The Italian Cultural Institute of San Francisco is pleased to welcome Italian author Michele Cecchini.
On March 22nd at 18:30 p.m., he will present his acclaimed novel, Per Il Bene Che Ti Voglio, in the main Gallery of the Institute.
Now in its fourth printing, the novel speaks of the bittersweet experiences of the protagonist Antonio Bevilacqua as he emigrates from Lucca, Italy to San Francisco.
Immigration is always in the news, and in this election year it is a top story.
This presentation will contribute to the current discussion.
The presentation will be in English, with some Italian where necessary and Italiese.
Italiese is a hybrid of English and Italian. Italian immigrants adapted English words and phrases into their spoken Italian with results both curious and amusing. The book includes a dictionary which gives definitions of Italiese words used. The presentation will include illustrations of several of these humorous additions to the Italian language. This is a must event for San Francisco Italian-Americans; it is our story.
The event begins with an Aperitivo and finger food provided by Piccino Restaurant at 18:30 p.m.
Come join us for an evening of Italian culture, Aperitivo, and maybe some Serie A predictions.
Register for the event.
The San Francisco Italian Cultural Institute is one of 90 located throughout the world.
Come see us in our new spacious location.
It is located in the Opera Plaza, 601 Van Ness Avenue in San Francisco.
It is only 3 blocks from BART and Muni stops in front of the Institute.
… and his book “Per il bene che ti voglio”.
In the late Twenties, Antonio Bevilacqua leaves the environs of Lucca in hopes of an acting career in the off-Broadway theatres of San Francisco. There he comes into contact with the art world which centres on such figures as Lawrence Ferlinghetti. Elegant and degraded, frigid and solar, welcoming and cruel, San Francisco exalts and disappoints its children and step-children – including the Dagos, Italian immigrants. For a time Antonio moves to Hollywood, where he is employed as a stand-in for Chaplin, taking his place on the set to facilitate the arrangement of the scenes. He seems, therefore, to have found his ‘Merica’ of the ‘muvinpicce’ – a term derived from the English ‘moving picture’ in the awkward yet somehow poetic half-English half-Italian pidgin used by the Dagos. In language as in life, Antonio Bevilacqua, transformed in the meantime into ‘Tony Drinkwater’ (the literal translation of his name), inhabits a no-man’s land between what he once was and what he has not yet become.

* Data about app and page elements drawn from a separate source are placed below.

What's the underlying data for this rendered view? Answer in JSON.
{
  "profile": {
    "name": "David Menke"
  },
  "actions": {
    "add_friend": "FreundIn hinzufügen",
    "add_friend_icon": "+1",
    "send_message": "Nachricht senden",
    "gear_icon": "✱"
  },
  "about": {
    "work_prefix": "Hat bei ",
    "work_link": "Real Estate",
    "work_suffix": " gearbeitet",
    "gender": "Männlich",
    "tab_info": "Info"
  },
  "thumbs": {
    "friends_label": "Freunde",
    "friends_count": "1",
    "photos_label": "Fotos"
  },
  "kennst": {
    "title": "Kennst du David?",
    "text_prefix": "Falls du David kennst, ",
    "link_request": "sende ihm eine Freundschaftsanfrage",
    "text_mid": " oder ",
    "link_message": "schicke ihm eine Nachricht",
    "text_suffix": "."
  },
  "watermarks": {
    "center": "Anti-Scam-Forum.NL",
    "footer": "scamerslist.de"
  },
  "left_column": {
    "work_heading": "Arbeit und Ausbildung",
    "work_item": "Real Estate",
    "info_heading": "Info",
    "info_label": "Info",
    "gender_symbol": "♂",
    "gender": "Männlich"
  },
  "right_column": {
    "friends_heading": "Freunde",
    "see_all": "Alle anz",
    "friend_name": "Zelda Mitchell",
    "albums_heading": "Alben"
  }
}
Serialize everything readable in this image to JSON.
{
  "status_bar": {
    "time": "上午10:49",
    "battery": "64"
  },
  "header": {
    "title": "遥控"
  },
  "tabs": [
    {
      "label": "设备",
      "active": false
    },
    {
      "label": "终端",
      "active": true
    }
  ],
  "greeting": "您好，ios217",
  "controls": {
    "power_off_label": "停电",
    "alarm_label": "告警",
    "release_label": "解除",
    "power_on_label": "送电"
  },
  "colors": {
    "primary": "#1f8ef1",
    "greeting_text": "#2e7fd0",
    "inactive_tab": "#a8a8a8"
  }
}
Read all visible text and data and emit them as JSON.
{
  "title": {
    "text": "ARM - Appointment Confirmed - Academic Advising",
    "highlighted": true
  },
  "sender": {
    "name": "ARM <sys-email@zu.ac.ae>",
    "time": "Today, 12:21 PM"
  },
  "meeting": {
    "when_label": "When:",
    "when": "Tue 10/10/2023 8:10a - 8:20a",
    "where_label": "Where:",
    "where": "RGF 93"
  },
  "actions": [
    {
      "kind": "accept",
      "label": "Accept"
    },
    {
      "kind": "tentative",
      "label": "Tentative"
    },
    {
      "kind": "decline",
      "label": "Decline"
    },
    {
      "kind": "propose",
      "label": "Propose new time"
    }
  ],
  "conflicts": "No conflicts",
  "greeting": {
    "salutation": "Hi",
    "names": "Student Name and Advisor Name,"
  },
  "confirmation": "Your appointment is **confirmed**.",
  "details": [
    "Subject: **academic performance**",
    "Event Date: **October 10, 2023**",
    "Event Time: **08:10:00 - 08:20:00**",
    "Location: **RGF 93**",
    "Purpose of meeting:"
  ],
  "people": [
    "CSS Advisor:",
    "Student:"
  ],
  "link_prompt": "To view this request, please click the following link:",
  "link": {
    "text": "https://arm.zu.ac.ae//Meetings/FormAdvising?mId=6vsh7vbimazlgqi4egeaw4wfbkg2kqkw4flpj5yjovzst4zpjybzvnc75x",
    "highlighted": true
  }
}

Michele Cecchini was born in Lucca in 1972. He teaches literature and lives in Livorno. In 2014 he and Ettore Borzacchini created and presented the radio programme “Aperte Virgolette” – from 2015, “Saccadé” in an italian radio station. In 2010 he published Dall’aprile a shantih with Erasmo publishers. Per il bene che ti voglio is his second novel.